The Work: Byron Katie Criticism

Is this writing really a criticism of Byron Katie and her popular self-help method The Work? Perhaps a critique more than a criticism.

I am an advocate for The Work and consider it to be an effective method for life improvement. The Work is based upon a belief I came to embrace some time ago: emotional suffering is a result of thought streams, not external events. This is contrary to what most people believe.

Most people believe situations cause them to feel angry, anxious, depressed, despairing, etc. This outlook is, in fact, wrong. It is not situations but our interpretation of them that causes emotional reactions. More specifically than this, believing our thinking causes suffering.

Here’s how suffering happens:

A thought arises, sometimes in response to an external event and sometimes not. This thought essentially says ‘life is bad’. This thought is accepted as truth, and an emotional reaction occurs in response: anxiety, depression, anger, despair, whatever else.

Emotional suffering is no more complicated than this. Feel free to try and dispute it, but an honest assessment of suffering will bring you back to this reality.

Within The Work Katie advocates inquiring into the validity of the thoughts that cause us suffering by applying four questions to this thinking: Is it true? Can you absolutely know that it’s true? How do you react when you believe the thought? Who would you be without the thought?

After applying these four questions we turn the original thinking around in a way that’s as true, at least potentially, if not more true than the original thought.

John causes me to suffer may turnaround to I cause me to suffer.

I consider The Work to be quite clever in how it forces us to subjectively consider our thinking as well as the cost of believing harmful thought. As I’ve already said, The Work is an effective life help technique. So where’s the criticism?

If I do have any issue it’s not with The Work so much as Byron Katie’s interpretation. Katie operates from the belief that we are best served to accept what is, which I entirely agree with. But Katie goes further than simply accepting what is and advocates embracing, and even loving, what is.
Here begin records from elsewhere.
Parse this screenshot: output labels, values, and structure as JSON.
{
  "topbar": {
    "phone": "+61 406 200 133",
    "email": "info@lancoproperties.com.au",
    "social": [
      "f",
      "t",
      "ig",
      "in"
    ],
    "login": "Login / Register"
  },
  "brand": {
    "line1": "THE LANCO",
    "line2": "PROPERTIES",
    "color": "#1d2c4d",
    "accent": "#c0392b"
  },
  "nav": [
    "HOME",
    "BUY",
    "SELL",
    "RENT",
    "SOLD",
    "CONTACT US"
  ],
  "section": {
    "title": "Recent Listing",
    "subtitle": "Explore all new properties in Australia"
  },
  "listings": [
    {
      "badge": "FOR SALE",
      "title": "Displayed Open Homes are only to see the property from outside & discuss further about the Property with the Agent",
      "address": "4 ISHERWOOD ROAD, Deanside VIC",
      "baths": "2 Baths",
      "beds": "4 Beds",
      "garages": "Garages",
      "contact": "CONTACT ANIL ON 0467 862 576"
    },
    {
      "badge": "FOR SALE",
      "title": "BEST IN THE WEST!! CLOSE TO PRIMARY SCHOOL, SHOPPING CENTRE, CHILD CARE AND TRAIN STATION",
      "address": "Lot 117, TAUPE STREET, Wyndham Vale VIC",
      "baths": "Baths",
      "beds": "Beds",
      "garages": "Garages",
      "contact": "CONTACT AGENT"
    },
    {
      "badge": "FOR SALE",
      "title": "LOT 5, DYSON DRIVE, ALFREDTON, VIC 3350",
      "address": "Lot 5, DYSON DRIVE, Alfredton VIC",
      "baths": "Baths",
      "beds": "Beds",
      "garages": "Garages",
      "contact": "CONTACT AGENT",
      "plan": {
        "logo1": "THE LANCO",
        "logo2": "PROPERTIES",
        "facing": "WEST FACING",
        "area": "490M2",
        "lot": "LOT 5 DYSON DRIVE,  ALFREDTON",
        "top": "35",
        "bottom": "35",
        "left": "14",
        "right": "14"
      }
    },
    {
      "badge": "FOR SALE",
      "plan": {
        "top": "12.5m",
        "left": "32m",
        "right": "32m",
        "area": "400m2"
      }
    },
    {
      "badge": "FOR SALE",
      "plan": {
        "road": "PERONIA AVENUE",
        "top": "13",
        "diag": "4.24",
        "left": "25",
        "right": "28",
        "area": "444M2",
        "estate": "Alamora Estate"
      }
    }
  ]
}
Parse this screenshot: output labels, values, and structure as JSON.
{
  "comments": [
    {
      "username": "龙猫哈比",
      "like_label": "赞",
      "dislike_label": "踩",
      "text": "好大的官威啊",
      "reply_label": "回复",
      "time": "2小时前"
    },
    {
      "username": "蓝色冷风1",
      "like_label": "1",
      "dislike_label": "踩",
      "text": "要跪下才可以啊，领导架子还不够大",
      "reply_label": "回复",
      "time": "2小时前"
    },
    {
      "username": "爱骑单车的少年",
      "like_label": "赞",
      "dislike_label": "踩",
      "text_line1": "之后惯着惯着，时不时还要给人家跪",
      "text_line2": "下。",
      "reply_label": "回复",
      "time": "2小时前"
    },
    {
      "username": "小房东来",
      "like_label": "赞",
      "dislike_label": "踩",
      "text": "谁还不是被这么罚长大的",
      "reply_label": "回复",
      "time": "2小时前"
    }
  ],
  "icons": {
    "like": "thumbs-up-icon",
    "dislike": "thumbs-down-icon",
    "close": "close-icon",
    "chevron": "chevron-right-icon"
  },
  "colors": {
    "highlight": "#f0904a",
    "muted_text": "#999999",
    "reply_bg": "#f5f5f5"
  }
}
In one example of this, Katie encourages a man with cancer to embrace the idea of his cancer continuing to spread (see video of this Here). Some video responders praised Katie’s approach but I wasn’t comfortable with it. I don’t believe being at peace with what presently is means excluding future change. Couldn’t the man have accepted his present cancer condition but also considered a future scenario where he didn’t have cancer?

Why was important for him to accept an absolutely fixed outlook about his circumstances? Isn’t change possible?

I believe that people can — not always but certainly in some instances — change their life circumstances as they would like these circumstances to be. I am an advocate for and believer in intentional manifestation, sometimes referred to as Law of Attraction, where Katie seems to deny the validity of it and appears to advocate accepting whatever comes and not attempting to change life.

I don’t agree with this outlook. I do advocate accepting what is but I also advocate attempting to change what will be (what is coming) according to our preferences if we’re genuinely able to do this. If we’re not genuinely able to change circumstances then we return to acceptance.

Is this discrepancy between what Katie and I believe significant? I believe so, but it doesn’t change my support for The Work itself. It’s Katie’s particular outlook that I have some issues with, not The Work.